Buying a home is a lot of work. There’s negotiations, paperwork, inspections, more paperwork, moving in, and even more paperwork. The home-buying process can be exhausting, and may tempt you to rest on your laurels once you’re all moved in and the last document is signed. But there are a few things you should think about doing in the first few years of home ownership, to safeguard against disaster and plan for your future.

1. Change the Locks

One task that definitely shouldn’t wait: change the locks. Simply put, you don’t know who might have a copy of that house key. Replace all the external locks on the house completely instead of just having them re-keyed — it’s not a big expense, and will go a long way toward securing your home. If your budget allows for it, it might even be time to upgrade to a smart lock system. Don’t forget to make a spare key and leave it with a trusted friend, too. New locks may not be pricey, but locksmiths definitely are.

2. Document Everything

Once the dust settles and you’re all moved in, you should take a day to document your possessions. No one relishes the idea of fire, flood, or burglary, but making a thorough record of the most important material things in your home will be a godsend if the worst happens. Documenting your home inventory can take several forms: video, physical or digital photos, and / or a physical checklist. Have a talk with your homeowners insurance company to find out if they have any recommendations.

Once your documentation is finished, you should make sure to secure the inventory itself. After all, a collection of photos isn’t much help it’s destroyed or lost. Consider a safe or off-site safety deposit box to keep your inventory secure should disaster strike.

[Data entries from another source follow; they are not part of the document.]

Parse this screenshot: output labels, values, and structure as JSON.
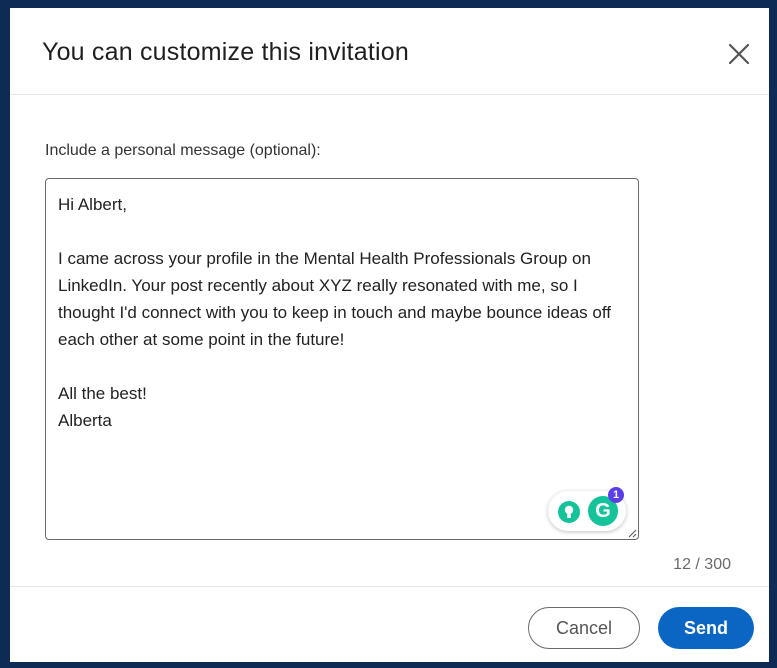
{
  "dialog": {
    "title": "You can customize this invitation",
    "close_icon": "close-icon"
  },
  "form": {
    "prompt_label": "Include a personal message (optional):",
    "message": "Hi Albert,\n\nI came across your profile in the Mental Health Professionals Group on LinkedIn. Your post recently about XYZ really resonated with me, so I thought I'd connect with you to keep in touch and maybe bounce ideas off each other at some point in the future!\n\nAll the best!\nAlberta",
    "counter": "12 / 300"
  },
  "grammarly": {
    "letter": "G",
    "badge_count": "1",
    "colors": {
      "green": "#15c39a",
      "badge": "#5b3ee8"
    }
  },
  "footer": {
    "cancel_label": "Cancel",
    "send_label": "Send"
  },
  "colors": {
    "accent": "#0a66c2",
    "background": "#0d2b55"
  }
}
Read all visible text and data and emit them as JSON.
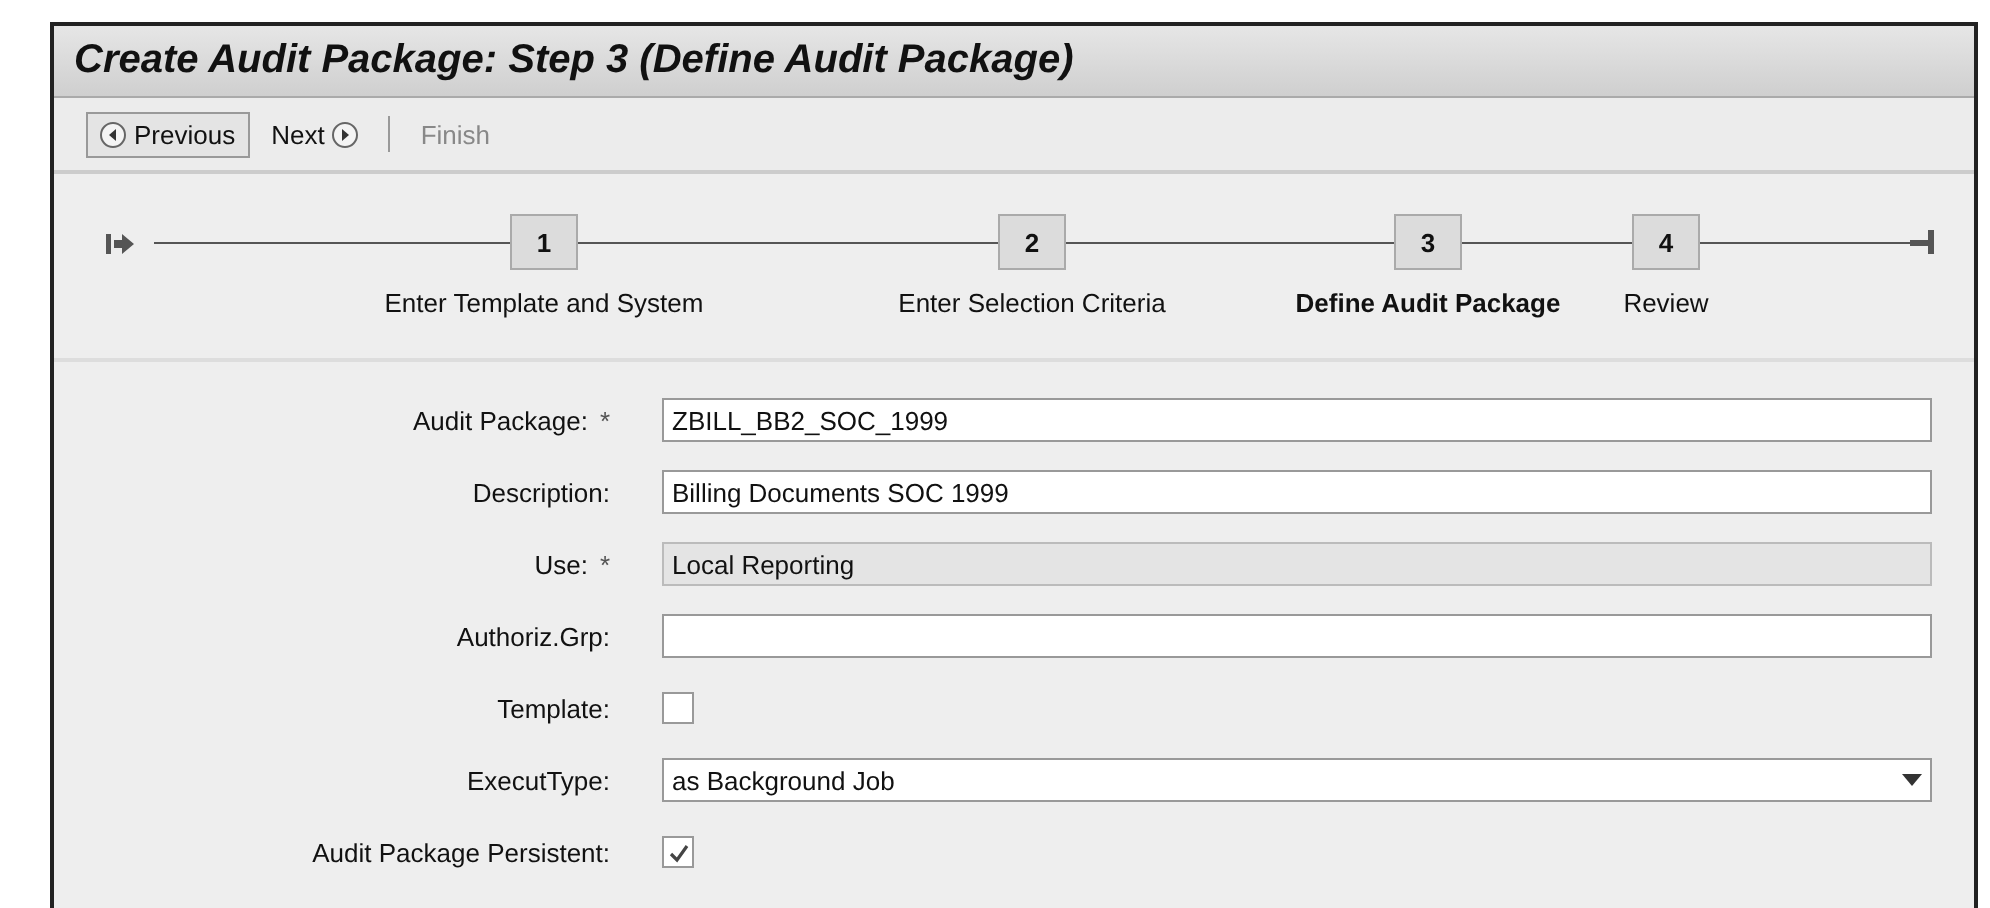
{
  "window": {
    "title": "Create Audit Package: Step 3 (Define Audit Package)"
  },
  "toolbar": [
    {
      "kind": "prev",
      "label": "Previous",
      "disabled": false
    },
    {
      "kind": "next",
      "label": "Next",
      "disabled": false
    },
    {
      "kind": "plain",
      "label": "Finish",
      "disabled": true
    }
  ],
  "steps": [
    {
      "number": "1",
      "label": "Enter Template and System",
      "selected": false
    },
    {
      "number": "2",
      "label": "Enter Selection Criteria",
      "selected": false
    },
    {
      "number": "3",
      "label": "Define Audit Package",
      "selected": true
    },
    {
      "number": "4",
      "label": "Review",
      "selected": false
    }
  ],
  "fields": [
    {
      "kind": "text",
      "label": "Audit Package:",
      "required_mark": "*",
      "value": "ZBILL_BB2_SOC_1999"
    },
    {
      "kind": "text",
      "label": "Description:",
      "value": "Billing Documents SOC 1999"
    },
    {
      "kind": "readonly",
      "label": "Use:",
      "required_mark": "*",
      "value": "Local Reporting"
    },
    {
      "kind": "text",
      "label": "Authoriz.Grp:"
    },
    {
      "kind": "checkbox",
      "label": "Template:",
      "checked": false
    },
    {
      "kind": "dropdown",
      "label": "ExecutType:",
      "value": "as Background Job"
    },
    {
      "kind": "checkbox",
      "label": "Audit Package Persistent:",
      "checked": true
    }
  ]
}
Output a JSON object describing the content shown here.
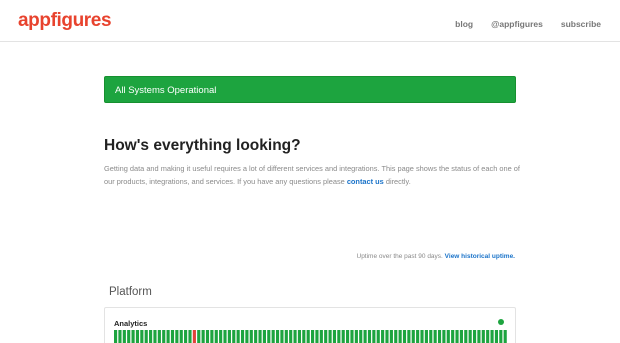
{
  "header": {
    "logo_text": "appfigures",
    "nav": [
      {
        "label": "blog"
      },
      {
        "label": "@appfigures"
      },
      {
        "label": "subscribe"
      }
    ]
  },
  "status": {
    "text": "All Systems Operational",
    "color": "#1da43f"
  },
  "about": {
    "title": "How's everything looking?",
    "text_before_link": "Getting data and making it useful requires a lot of different services and integrations. This page shows the status of each one of our products, integrations, and services. If you have any questions please ",
    "link_text": "contact us",
    "text_after_link": " directly."
  },
  "uptime": {
    "note": "Uptime over the past 90 days.",
    "link": "View historical uptime."
  },
  "group": {
    "title": "Platform",
    "components": [
      {
        "name": "Analytics",
        "status_color": "#1da43f",
        "bar_colors": {
          "ok": "#1da43f",
          "outage": "#e0443a"
        },
        "days": 90,
        "outage_days": [
          18
        ]
      }
    ]
  }
}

3. Prioritize Upgrades

Once you’ve settled in and made your house a home, it might be time to start thinking about what upgrades you want to make. Home improvement creates sweat equity, increases the value of your home, and improves your quality of life.

These upgrades can be as simple as a fresh coat of paint or a power wash, or as complicated as building a deck or installing a programmable thermostat. You can also add value to your home by landscaping, installing new cabinets, re-tiling the floor, or even converting that spare room into something new. The possibilities are endless, and it costs nothing to let your imagination run wild — so don’t be afraid to sit down and make a giant wish list of possible improvements.

4. Stock Up on Essentials

If you’re a first-time homeowner, you might not have considered how many household items you’ll have to purchase. In some cases, the previous owners may have left some essential items behind, but it’s not wise to count on it. A few of the common items you’ll (probably) have to buy for your new home include:

  • Lawnmower and lawn care products
  • Gardening and yard supplies
  • Tools and repair items (hammers, wrenches, etc.)
  • Paint brushes and paint supplies
  • Snow removal equipment

While you might balk a little at the expense of all these new items, remember this is part of the investment in your home. Keeping your house in good condition will not only make it a great place to live, but also safeguard its resale value for the future.

5. Make Seasonal Checklists

Now that you’ve purchased all the vital home equipment you need, it’s time to plan for putting it to good use. Regular, scheduled maintenance is a vital part of home ownership, and a good old-fashioned checklist is one of the best ways to prioritize maintenance projects.

For example, winter is the best time to break out the snow removal equipment, check the pipes to prevent freezing, clean or replace your furnace filters, and switch the direction on your ceiling fan blades to help keep the house warm.

Spring is a great time to clean out the gutters, fertilize the lawn, check on your sprinkler system and have your chimney cleaned.

Summer is the season for painting and repairs, whether you’re brightening up the deck or changing the color of the whole house. Summer is also yard sale season and a great opportunity to declutter.

When fall comes, most of your attention should go toward preparing for winter. Check the weather stripping and insulation in your home, have your heating system checked out and serviced, and trim the trees and branches around your home in anticipation of winter storms.

6. Plant Some Trees

If you have the means and the yard space for it, planting a few trees is one of the best home improvement decisions you can make. They’re aesthetically pleasing, create shade (keeping down cooling costs), and increase the value of your home. Evergreen trees on the north side of your home will help shelter you from the wind in winter, and deciduous trees on the east side of the house will provide cooling shade in the hot summer months.

There’s no doubt: home ownership is a lot of work. But it can also be a tremendously rewarding experience that pays off, both emotionally and financially, in the long run.